Form guide

(Most recent first)
Australia WLDDW
Sri Lanka LLWDD

In the spotlight

Even if Shane Watson does not walk out to toss the coin on the first morning, he will be expected to contribute more substantially in this Test than either of the previous two. So far since his return from injury, Watson has looked a little out of sorts as a batsman, yet to go past 30 in four innings and struggling notably with Herath at Bellerive. Nonetheless, there were signs in Hobart that Watson is growing into more of a leader - his longer-than-usual bowling stints after Hilfenhaus was injured were critical to Australia's ultimate success, even if the wickets column did not suggest it. Having played an undersung role in that result, Watson will now want his name in lights. A Boxing Day century, his first in Tests since 2010, would do that nicely.

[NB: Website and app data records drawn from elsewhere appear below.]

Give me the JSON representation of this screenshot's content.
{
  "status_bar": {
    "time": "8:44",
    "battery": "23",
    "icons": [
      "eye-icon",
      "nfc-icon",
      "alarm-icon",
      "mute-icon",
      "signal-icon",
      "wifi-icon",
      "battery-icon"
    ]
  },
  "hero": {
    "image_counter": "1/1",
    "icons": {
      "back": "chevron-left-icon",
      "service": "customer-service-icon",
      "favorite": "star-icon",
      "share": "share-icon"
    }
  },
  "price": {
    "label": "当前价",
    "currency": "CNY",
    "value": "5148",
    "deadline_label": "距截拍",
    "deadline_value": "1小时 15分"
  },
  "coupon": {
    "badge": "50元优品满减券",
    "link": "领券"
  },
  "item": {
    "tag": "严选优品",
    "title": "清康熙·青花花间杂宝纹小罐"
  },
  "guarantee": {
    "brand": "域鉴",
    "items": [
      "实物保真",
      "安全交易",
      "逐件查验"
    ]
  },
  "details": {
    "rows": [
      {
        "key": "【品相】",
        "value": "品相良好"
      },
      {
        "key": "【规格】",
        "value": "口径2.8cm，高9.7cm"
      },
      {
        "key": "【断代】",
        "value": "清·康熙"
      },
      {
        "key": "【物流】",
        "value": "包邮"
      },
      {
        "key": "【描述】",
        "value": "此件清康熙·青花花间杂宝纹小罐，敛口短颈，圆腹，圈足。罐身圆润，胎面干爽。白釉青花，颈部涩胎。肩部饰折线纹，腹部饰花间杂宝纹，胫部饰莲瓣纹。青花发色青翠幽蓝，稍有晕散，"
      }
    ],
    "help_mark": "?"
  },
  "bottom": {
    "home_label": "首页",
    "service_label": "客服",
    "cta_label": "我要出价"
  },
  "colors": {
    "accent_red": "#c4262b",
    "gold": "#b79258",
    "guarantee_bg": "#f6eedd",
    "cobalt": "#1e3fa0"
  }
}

In his final series as captain, Mahela Jayawardene dearly wants to leave a Test match mark in Australia. The current outfit is doughty and persistent, but require an influential score by their leader in Melbourne to put Australia under the requisite pressure to push for victory. There are suggestions Jayawardene may have been distracted by a board dispute in recent days, while the ball tampering episode in Hobart indicated that this is a touring team that does not wish to go quietly. Having overcome all manner of squabbles and snares over his career, Jayawardene's capacity to cope is well known. He has the Melbourne Test, and its expected influx of Sri Lankan supporters, to give Australia some headaches.

Team news

Clarke's fitness remains the major question for Australia, and it appears more likely he will be saved for future contests rather than carrying a tender hamstring into the Test. Bird is set to debut as the owner of handsome records for Tasmania in Sheffield Shield cricket in general and at the MCG in particular.

Australia 1 Ed Cowan, 2 David Warner, 3 Phillip Hughes, 4 Shane Watson, 5 Michael Clarke/Usman Khawaja, 6 Michael Hussey, 7 Matthew Wade (wk), 8 Mitchell Johnson, 9 Peter Siddle, 10 Nathan Lyon, 11 Jackson Bird.

The tourists appear likely to enter the match unchanged from their Hobart combination, though Dhammika Prasad is on standby for Nuwan Kulasekara, who is still sore after a blow to the ribs in Hobart.

Sri Lanka (probable) 1 Tillakaratne Dilshan, 2 Dimuth Karunaratne, 3 Kumar Sangakkara, 4 Mahela Jayawardene (capt), 5 Thilan Samaraweera, 6 Angelo Mathews, 7 Prasanna Jayawardene (wk), 8 Nuwan Kulasekara, 9 Rangana Herath, 10 Shaminda Eranga, 11 Chanaka Welegedara.

Pitch and conditions

Melbourne's weather is forecast to be pleasantly temperate for the week, while the pitch is also on course to be even tempered, if a little lively early on. The ground's new head curator David Sandurski has likened the Test strip to that played on by Victoria and South Australia in a November Shield fixture, in which the left-arm paceman Gary Putland plucked 12 wickets but Phillip Hughes cracked 158 on his way back to the national team.

Stats and trivia

  • Sri Lanka's one previous Boxing Day visit to the MCG resulted in a 10-wicket defeat in 1995 - infamous as the match in which Muttiah Muralitharan was called for throwing by the umpire Darrell Hair
  • If passed fit, Michael Clarke needs another 55 runs to better Ricky Ponting's Australian record for most runs in a calendar year
  • Kumar Sangakkara enters the match 40 short or passing 10,000 Test runs


"It's improving every day. I did a fair bit of running today in the indoor nets. A decision can't be made today. I really need to wait and see how I pull up tomorrow morning."
Michael Clarke on his problematic hamstring

"I think we've been through a lot of hostile things in the past. 1995 was one thing, and even after that. I don't think it will faze our guys at all. If anything that might give us a little extra."
Mahela Jayawardene on the prospect of facing a rough crowd in Melbourne

Daniel Brettig is an assistant editor at ESPNcricinfo. He tweets here